The University of California, Berkeley sustained $100,000 worth of damage after 150 agitators in black masks stormed the campus last Wednesday, burning vehicles, launching fireworks, throwing molotov cocktails and smashing windows. They attacked a student in a Trump cap with pepper spray, damaged the construction site of a new dorm and wrecked metal barriers. When police arrived, the projectiles were turned on them.
Though the rioters did eventually retreat off campus, they simply redirected their attention to the vandalism of numerous banks downtown. The purpose of this unrest? To prevent a Berkeley-hosted speech by Milo Yiannopoulos, a controversial — and admittedly contemptible — political celebrity.
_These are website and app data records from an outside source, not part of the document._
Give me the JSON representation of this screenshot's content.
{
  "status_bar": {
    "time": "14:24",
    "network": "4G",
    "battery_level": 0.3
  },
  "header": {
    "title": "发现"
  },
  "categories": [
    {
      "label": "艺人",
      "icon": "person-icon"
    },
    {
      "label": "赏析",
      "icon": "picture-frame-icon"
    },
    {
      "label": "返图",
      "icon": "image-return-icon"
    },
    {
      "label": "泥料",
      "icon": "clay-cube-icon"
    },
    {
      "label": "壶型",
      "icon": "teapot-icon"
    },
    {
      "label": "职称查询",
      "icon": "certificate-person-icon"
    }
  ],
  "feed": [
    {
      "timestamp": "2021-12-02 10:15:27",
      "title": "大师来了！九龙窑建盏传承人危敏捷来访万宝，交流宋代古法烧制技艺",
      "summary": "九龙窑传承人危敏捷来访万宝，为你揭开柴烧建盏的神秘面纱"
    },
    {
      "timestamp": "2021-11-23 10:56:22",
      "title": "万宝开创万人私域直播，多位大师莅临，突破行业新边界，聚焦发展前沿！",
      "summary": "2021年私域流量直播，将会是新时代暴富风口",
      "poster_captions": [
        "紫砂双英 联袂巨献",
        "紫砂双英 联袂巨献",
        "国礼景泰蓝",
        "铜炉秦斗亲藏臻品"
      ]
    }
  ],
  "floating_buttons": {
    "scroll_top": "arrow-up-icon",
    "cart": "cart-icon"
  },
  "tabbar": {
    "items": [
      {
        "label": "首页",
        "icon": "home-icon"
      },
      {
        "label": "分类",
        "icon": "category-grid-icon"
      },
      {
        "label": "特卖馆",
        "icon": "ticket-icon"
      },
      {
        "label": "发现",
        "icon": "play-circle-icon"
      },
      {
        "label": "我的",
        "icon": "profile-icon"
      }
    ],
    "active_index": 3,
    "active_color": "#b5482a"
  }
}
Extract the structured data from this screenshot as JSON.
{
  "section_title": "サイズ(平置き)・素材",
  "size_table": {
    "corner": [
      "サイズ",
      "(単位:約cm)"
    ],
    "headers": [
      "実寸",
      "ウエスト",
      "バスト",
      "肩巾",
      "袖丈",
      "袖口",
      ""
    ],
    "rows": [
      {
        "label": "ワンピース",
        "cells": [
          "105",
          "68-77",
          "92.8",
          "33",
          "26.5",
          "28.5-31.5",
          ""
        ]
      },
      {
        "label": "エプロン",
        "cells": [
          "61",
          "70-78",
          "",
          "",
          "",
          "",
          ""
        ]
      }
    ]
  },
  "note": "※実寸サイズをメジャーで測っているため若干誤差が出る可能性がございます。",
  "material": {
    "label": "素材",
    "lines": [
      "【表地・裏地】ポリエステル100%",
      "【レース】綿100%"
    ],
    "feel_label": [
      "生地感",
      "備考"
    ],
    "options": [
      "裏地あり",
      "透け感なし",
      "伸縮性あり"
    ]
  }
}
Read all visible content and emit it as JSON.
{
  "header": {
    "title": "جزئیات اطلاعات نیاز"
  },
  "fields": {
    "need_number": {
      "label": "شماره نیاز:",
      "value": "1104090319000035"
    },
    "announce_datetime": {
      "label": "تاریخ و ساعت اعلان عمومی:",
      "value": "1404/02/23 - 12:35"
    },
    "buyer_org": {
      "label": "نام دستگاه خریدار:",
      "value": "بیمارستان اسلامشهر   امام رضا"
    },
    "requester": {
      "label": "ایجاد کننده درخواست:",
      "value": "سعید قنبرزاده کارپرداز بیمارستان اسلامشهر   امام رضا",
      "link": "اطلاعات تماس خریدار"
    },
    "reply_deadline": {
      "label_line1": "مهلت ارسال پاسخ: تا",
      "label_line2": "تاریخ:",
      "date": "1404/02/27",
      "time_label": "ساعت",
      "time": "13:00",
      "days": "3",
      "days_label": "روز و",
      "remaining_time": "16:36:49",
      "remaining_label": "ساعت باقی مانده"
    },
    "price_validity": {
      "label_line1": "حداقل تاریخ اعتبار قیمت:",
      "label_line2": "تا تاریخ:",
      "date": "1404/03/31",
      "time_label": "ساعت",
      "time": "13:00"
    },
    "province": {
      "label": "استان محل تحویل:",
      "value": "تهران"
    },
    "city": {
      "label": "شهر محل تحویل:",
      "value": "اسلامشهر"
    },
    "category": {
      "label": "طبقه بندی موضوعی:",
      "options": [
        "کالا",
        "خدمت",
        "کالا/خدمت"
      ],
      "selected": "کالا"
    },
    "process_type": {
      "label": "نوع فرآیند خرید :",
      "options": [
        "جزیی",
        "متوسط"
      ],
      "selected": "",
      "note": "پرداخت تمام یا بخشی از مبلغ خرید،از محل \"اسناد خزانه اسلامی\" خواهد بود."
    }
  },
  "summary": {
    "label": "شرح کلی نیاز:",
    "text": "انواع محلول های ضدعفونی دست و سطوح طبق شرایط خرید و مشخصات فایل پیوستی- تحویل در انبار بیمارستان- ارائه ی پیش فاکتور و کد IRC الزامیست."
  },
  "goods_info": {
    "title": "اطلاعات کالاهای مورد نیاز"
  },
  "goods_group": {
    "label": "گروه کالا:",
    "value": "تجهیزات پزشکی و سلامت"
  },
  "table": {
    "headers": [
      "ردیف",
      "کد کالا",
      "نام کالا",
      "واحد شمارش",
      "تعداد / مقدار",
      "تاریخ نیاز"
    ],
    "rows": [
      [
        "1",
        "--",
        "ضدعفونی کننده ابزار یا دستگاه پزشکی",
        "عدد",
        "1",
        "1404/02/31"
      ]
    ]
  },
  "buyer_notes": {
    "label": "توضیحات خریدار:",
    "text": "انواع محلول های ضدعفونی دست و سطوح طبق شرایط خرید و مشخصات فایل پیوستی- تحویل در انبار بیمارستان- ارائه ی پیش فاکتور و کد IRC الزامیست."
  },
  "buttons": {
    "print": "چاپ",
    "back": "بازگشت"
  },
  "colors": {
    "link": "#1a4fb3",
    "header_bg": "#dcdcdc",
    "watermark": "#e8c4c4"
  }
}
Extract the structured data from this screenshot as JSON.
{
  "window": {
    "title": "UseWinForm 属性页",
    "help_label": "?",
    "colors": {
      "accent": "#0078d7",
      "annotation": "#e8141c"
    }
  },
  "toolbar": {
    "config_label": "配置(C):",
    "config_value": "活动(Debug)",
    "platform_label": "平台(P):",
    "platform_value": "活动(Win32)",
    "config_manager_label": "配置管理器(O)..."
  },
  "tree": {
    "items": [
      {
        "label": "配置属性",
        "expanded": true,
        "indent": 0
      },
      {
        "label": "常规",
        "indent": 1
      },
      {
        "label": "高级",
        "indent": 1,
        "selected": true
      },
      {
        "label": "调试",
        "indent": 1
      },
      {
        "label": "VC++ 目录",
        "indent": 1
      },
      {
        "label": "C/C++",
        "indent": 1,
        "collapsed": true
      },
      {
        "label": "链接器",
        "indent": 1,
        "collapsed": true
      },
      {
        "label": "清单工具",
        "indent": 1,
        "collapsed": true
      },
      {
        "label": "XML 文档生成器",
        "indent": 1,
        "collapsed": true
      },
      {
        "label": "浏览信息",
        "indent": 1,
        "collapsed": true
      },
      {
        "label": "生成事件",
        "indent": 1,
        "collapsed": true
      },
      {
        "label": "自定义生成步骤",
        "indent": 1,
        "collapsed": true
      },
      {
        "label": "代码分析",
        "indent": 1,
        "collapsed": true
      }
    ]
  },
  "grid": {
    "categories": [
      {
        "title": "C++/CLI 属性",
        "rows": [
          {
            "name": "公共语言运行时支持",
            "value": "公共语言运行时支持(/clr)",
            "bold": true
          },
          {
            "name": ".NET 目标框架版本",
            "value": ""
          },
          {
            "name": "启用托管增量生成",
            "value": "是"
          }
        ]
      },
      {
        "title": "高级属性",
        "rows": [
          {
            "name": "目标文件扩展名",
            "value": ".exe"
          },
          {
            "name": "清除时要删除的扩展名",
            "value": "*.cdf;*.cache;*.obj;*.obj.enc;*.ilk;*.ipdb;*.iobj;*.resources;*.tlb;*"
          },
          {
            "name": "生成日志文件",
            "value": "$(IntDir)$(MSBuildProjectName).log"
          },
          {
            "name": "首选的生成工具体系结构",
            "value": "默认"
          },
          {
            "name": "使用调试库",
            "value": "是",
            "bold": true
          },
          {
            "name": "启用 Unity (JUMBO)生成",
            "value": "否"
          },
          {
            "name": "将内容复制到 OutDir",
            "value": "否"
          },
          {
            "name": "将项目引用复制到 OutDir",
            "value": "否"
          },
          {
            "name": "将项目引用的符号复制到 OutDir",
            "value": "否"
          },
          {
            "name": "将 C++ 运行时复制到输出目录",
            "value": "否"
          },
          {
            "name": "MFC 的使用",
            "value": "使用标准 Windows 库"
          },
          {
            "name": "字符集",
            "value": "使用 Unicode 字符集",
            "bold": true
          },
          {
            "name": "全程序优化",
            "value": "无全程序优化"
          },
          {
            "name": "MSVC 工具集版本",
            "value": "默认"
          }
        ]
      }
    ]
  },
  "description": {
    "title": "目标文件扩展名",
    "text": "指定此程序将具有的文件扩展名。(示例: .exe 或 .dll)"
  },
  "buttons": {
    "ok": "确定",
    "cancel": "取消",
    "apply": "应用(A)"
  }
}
Yiannopoulos is most notorious for his editorship of Breitbart, the right-wing news and commentary website, among whose founding members is Steve Bannon, the man recently appointed as Trump’s Chief Strategist.
Besides this, Yiannopoulos’ gone to great lengths to achieve political infamy. Despite his status as a gay immigrant, he was one of Trump’s loudest supporters during his presidential campaign, often referring to him as “Daddy” in interviews and acting as a model in the photoshoot “Twinks for Trump.” Yiannopoulos’ most recent exploits saw him hopping between universities, conservative and liberal alike, in his “Dangerous Faggot Tour.”
Among his lecture topics were hate-crime hoaxes, America’s borders and race wars. There was vocal opposition at nearly all events although much of it simply feeds Yiannopoulos’ ego; a good portion of Yiannopoulos’ celebrity appeal is his candid approach to dealing with hecklers. Berkeley wasn’t even the first university to cancel Yiannopoulos’ lecture after protesters resorted to violence, but it is perhaps the most extreme case so far.
According to reports, there were 1,500 peaceful protesters on Berkeley’s campus before the rioters arrived. Their legitimate display of dissent wouldn’t have been enough to cancel Yiannopoulos’ event, but it would’ve gotten a clear message across: that Yiannopoulos’ message is in the minority. But using violence to prevent him from speaking at all demonstrates a kind of fear of his rhetoric.
This is how campuses become echo chambers. The notion of the “safe space” expands until it encompasses entire universities, creating a bubble where professors, students and even guest speakers incessantly echo the same message. Without opposition, political opinions are made so extreme that they are in fact abstract, having little to no relation to reality.
Any opinion that appears outside of the strict borders of acceptable speech is quickly given some combination of the labels toxic, fascist or hateful. An innumerable amount of speakers avoid college campuses because of these so-called speech barriers. Robert Frost once said that “Education,” supposedly the primary goal of any university, “is the ability to listen to almost anything without losing your temper or your self-confidence.”
University of Tulsa students demonstrated this ability when they staged a silent protest at the arrival of Rosaria Butterfield, a woman who cited Christianity as being her primary motivation for converting to a heterosexual lifestyle. In that case, the students were not demanding that the speaker be barred from campus; they were simply present to remind students who might feel targeted by the lecture that they were loved and accepted by their classmates.
All that being said, the response to the Berkeley riots, namely President Trump’s tweet-threat that the university should lose federal funding, seems entirely unfounded. The violent protesters’ behavior was not sanctioned in any way by the university’s administration; quite the opposite: the administration condemned the rioters, whose attacks undoubtedly damaged the university more than anything else.
If Trump’s tweet is instead voicing his dislike for the peaceful protesters, he and Yiannopoulos will have to do just what they’ve been instructing everyone else to do: suck it up. Until then, the next four years are bound to consist of a cycle of left-wing tantrums and right-wing political threats.